__Try it__.
Using the records below, filter out every line that lacks "dates" and copy the rest.

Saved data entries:
-- Opening Marker --

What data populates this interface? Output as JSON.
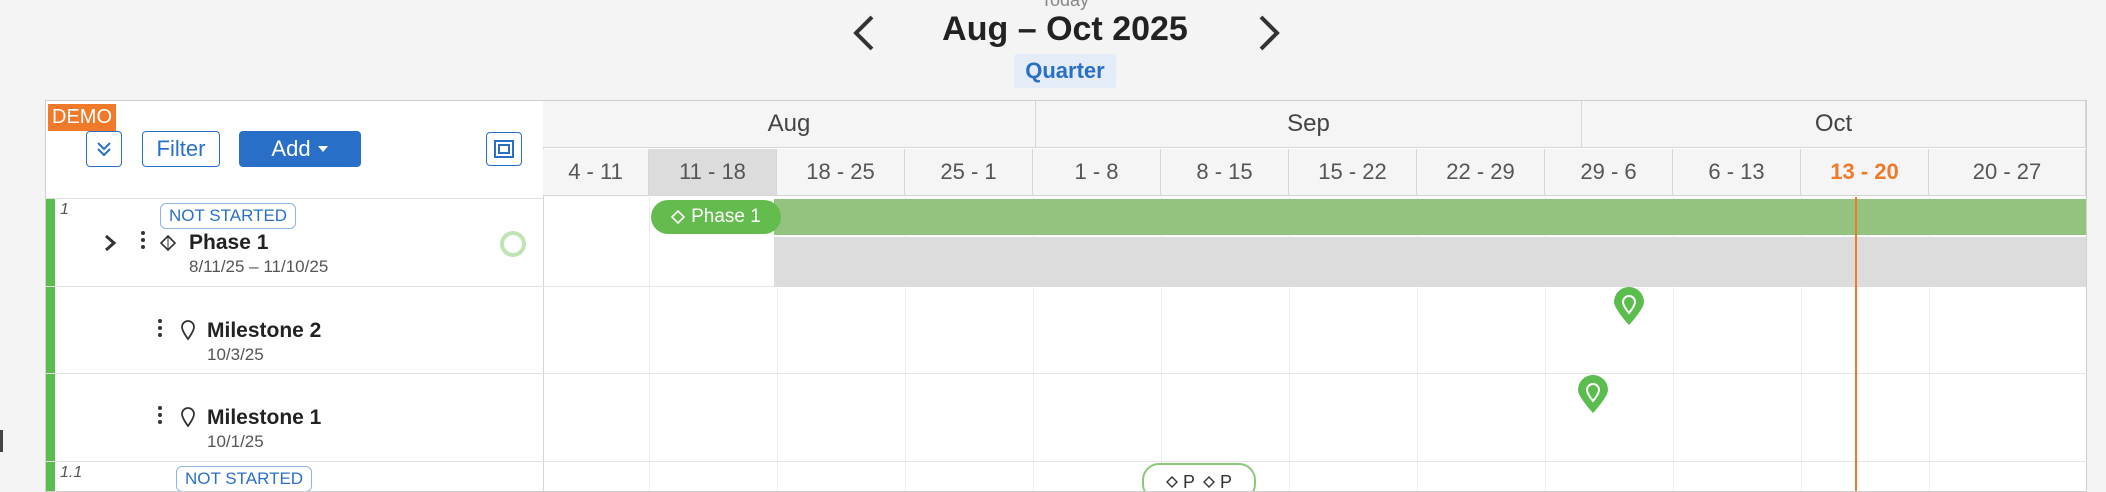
{
  "header": {
    "today_label": "Today",
    "period_title": "Aug – Oct 2025",
    "view_mode": "Quarter"
  },
  "toolbar": {
    "demo_badge": "DEMO",
    "filter_label": "Filter",
    "add_label": "Add"
  },
  "timeline": {
    "months": [
      "Aug",
      "Sep",
      "Oct"
    ],
    "weeks": [
      "4 - 11",
      "11 - 18",
      "18 - 25",
      "25 - 1",
      "1 - 8",
      "8 - 15",
      "15 - 22",
      "22 - 29",
      "29 - 6",
      "6 - 13",
      "13 - 20",
      "20 - 27"
    ],
    "highlight_week": "11 - 18",
    "today_week": "13 - 20"
  },
  "tasks": [
    {
      "num": "1",
      "status": "NOT STARTED",
      "name": "Phase 1",
      "dates": "8/11/25 – 11/10/25",
      "bar_label": "Phase 1"
    },
    {
      "num": "",
      "status": "",
      "name": "Milestone 2",
      "dates": "10/3/25"
    },
    {
      "num": "",
      "status": "",
      "name": "Milestone 1",
      "dates": "10/1/25"
    },
    {
      "num": "1.1",
      "status": "NOT STARTED",
      "name": "",
      "dates": "",
      "chip_a": "P",
      "chip_b": "P"
    }
  ],
  "colors": {
    "accent": "#2a6fc7",
    "green": "#63bc4d",
    "orange": "#f07a2a"
  }
}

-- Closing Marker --

__Reply__.
      "dates": "8/11/25 – 11/10/25",
      "dates": "10/3/25"
      "dates": "10/1/25"
      "dates": "",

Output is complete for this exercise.